Mitocheck is the name of a molecular biology online database that was created by the same consortium. Funding was provided under the European Sixth Framework Programme for Research and Technological Development (FP6, 2002-2006 ). Mitocheck provides experimental data in the form of videos and graphics available that were recovered from the culture changes in HeLa cells. One goal is to retain the phenotypic characteristics of cell division (mitosis ) of Loss -of-function mutations in this cell line for each gene in the human genome, into categories and so the possible function of each gene product (protein) in cell division to determine. The usually carried out for individual genes work steps have been automated in this project and parallelization, which is a novelty in such projects. By Mitocheck unknown genes of cell division were initially 600 partially pre- assigned and are identified in a follow-up project 100 protein complexes.

Standard experiment

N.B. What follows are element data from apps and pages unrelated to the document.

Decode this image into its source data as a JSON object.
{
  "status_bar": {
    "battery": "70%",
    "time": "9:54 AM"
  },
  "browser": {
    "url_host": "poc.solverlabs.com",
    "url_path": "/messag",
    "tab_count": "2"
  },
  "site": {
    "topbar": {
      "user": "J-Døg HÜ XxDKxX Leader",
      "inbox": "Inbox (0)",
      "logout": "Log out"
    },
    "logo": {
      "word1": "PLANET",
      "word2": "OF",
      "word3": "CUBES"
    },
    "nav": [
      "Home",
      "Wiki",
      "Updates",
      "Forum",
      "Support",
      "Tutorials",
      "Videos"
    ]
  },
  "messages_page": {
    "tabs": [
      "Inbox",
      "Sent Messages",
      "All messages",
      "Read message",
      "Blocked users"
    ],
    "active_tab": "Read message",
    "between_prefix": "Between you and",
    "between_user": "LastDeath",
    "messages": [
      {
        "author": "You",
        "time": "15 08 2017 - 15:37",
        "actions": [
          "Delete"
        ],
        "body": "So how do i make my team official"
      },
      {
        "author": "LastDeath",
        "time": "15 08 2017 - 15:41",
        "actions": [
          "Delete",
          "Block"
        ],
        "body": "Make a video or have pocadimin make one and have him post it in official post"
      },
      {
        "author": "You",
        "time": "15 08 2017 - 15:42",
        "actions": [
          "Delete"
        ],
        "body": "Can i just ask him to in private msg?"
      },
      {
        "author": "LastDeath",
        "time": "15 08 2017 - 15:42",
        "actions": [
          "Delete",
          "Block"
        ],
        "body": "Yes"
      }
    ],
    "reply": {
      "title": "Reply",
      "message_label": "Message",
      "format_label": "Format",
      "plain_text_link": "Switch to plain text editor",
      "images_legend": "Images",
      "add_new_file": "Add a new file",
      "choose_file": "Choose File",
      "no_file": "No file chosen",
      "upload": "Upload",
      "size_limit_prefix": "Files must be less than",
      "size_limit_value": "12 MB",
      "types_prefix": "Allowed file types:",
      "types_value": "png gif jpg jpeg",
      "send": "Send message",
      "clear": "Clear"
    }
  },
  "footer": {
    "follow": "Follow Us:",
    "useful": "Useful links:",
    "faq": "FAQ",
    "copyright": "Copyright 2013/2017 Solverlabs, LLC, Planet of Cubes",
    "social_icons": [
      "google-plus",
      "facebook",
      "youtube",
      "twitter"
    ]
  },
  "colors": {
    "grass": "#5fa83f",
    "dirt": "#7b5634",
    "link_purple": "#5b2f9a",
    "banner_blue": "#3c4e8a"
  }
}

To determine the function of a gene product in HeLa cells during cell division, first the respective gene " sedated ". This is done by adding appropriate siRNA for cell culture. It is stored in the ideal case, each mRNA molecule of which is transcribed from the gene and prevents further translation. Thus there is no or very little corresponding protein. This protein is normally an important function during cell division, one can see this in the consideration of dividing cells in a microscope, especially when histones of the cell were stained with GFP. Lack of enzymes or structural proteins can lead to altered flow or complete defect in cell division.

Automation and parallelization

As part of the project Mitocheck several automation steps were first designed and initially tested in a pilot project with 49 genes.

RNA interference microarrays

The microarray technology allows to perform hundreds of experiments simultaneously. The Mitocheck project used self-generated RNA interference microarrays, where previously automatically synthesized siRNA were fixed positions on the individual ( delimited from one another ) and then covered with the cell culture. Hereinafter the siRNA diffuses into the cells and binds to the appropriate mRNA.

Time-lapse microscopy

To follow all the steps of cell division, it is apparently necessary to observe the cells at least one cell division period is long. Not only to automate this process, but also to parallelize Mitocheck developed a fluorescence microscope, which was able to map the positions of several hundred to a microarray in each case at an interval of several minutes. The individual images of each position result in a time-lapse recording of the event. This is sufficient to determine changes from the norm and into categories.

Image processing by machine learning

To automate the image processing, put the Mitocheck project a methods that are commonly referred to as machine learning. Here were three problems to solve: the localization of individual chromosomes by means of a locally adaptive thresholding, morphological classification of chromosomes using previously manually trained support vector machines, and unsupervised phenotypic classification of the entire time-lapse recording by cluster analysis.


The decommissioning of about 21,000 genes produced approximately 190,000 time-lapse videos showing the 19 million cell divisions. Below 1.9 billion cell nuclei were classified. A total of 1,249 genes resulted in a deviation in cell division. To eliminate false positives, a second run was carried out with 1,128 of these genes and modified siRNA, which eventually resulted in 572 genes that showed consistent results.